Public art, Lyon's garage redevelopment, property purchases

The meeting on Monday was technically of the city’s Committee of the Whole, which gives preliminary consideration to city business and decides whether to forward it – or not – to the council proper for a formal vote at a future meeting, typically set for the following week. It means council members’ vote on the donation was tentative.

In related news, council members, acting as the committee, tentatively:

  • Approved a pair of funding requests from the Public Arts Commission: $50,000 this year for a marketing campaign and to create a register of public art pieces, plus a further $60,000 each year to manage and maintain public art galleries. Council members Bret Weber and Katie Dachtler both wondered how much – if any – of that money would go to Grand Forks-area artists. The council agreed unanimously on the one-time $50,000 and 4-1 on the annual $60,000. Dachtler was the single opposing vote.

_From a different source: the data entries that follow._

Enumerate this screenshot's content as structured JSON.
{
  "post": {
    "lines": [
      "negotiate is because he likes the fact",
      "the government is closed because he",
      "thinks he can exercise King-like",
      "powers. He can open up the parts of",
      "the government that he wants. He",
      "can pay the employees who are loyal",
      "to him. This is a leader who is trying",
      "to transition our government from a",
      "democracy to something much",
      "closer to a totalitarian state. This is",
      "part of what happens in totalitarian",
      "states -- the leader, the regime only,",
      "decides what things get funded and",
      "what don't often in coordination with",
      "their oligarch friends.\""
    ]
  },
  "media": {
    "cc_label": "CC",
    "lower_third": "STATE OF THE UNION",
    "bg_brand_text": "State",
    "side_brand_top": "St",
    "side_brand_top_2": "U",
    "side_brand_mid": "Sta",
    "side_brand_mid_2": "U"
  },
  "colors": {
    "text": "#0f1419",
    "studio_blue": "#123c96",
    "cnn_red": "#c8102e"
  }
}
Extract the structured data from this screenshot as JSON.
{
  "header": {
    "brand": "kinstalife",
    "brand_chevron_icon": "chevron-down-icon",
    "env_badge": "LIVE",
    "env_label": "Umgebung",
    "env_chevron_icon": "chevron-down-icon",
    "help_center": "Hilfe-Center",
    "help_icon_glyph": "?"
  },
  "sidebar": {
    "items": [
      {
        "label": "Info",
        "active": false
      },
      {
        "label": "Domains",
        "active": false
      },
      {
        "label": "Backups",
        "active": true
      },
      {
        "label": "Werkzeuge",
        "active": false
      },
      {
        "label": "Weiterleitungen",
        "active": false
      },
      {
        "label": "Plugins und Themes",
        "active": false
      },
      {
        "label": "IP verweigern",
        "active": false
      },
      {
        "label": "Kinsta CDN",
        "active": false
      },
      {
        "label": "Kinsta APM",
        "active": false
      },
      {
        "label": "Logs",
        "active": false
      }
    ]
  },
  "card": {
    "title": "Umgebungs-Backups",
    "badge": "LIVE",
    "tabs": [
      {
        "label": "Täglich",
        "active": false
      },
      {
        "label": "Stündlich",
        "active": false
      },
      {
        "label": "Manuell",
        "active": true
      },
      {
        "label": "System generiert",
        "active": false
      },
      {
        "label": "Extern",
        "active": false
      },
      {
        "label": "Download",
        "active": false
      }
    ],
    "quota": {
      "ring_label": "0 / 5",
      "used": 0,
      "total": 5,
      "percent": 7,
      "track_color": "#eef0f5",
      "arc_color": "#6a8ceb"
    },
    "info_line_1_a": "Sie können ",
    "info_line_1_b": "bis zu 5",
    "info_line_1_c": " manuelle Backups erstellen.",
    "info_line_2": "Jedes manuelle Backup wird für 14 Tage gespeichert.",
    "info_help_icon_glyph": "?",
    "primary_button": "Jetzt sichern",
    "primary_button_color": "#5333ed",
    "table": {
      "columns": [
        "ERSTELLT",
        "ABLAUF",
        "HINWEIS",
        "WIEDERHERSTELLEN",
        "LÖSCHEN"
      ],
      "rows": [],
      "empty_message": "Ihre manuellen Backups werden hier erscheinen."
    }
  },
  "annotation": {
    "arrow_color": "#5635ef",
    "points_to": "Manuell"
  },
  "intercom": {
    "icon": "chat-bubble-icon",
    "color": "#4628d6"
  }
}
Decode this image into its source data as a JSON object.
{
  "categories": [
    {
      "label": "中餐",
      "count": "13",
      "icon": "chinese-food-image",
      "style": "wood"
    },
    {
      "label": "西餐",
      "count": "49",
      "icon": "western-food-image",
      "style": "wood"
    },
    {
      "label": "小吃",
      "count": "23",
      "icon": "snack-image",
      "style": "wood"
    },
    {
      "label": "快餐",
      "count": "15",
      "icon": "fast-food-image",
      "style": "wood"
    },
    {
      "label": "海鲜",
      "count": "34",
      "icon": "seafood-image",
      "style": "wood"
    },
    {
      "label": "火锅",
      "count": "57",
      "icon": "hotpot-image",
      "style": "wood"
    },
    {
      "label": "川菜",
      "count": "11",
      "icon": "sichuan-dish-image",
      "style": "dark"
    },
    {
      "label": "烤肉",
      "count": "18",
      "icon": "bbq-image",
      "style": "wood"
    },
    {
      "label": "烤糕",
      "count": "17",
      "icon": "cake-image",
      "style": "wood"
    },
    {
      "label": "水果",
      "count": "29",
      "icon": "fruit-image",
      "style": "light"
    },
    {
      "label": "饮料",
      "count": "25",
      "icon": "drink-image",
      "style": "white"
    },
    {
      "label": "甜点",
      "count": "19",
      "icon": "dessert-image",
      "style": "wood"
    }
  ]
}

  • Approved a development agreement with Northridge Accommodations, a development firm that plans to remake the former Lyon’s Auto garage across North Fourth Street from Grand Forks City Hall. Developers plan to construct a six-story “mixed use” building that would consist of 90 to 100 underground parking spaces, spots for first-floor restaurants, offices, and so on, plus five additional floors for 110-120 market rate apartments.

    Beyond reconstructing the building that’s already there, the project would rebuild the alley behind it and take over a parking lot on the easternmost end of the block that the city purchased as part of a 2018 deal to buy the Herald’s office building. Under the agreement, the city would swap the parking lot for an empty lot of similar size that Northridge owns across South Fifth Street from the Grand Forks Police Department’s downtown headquarters.
  • Approved, by a separate vote, a plan to pay a pair of property owners a combined $622,000 for their residential lots that sit across University Avenue from the Lyon’s site. The city plans to demolish those buildings to make room for more parking to compensate for the loss of the parking lot on the other side of the development and, perhaps, rent those spots out to tenants at the Lyon’s development or, ultimately, turn that site into a similar mixed-use project once Lyon’s is complete.

    City staff said the price the city is paying per square foot of both properties is about the same as that paid for similar lots in the neighborhood. But it still seemingly means a significant profit for at least one of those property owners: Grand Forks County property records indicate that David Schott purchased the lot at 306 N. Fourth Street for $125,000 in September 2020. A letter Schott sent to city staff claims he put a further $128,000 worth of work into the property since then. The city is poised to buy it for $372,000.

    The other lot sits at 320 University Ave., and the city is set to pay $250,000 for it. County staff weren’t able to find a recent sale price for that lot.

    City Administrator Todd Feland said the city is buying both properties for the going rate in that area, and that the city considers them a longer-term investment.

    “Properties are only going to get more valuable, especially after Lyon’s gets developed,” Feland said.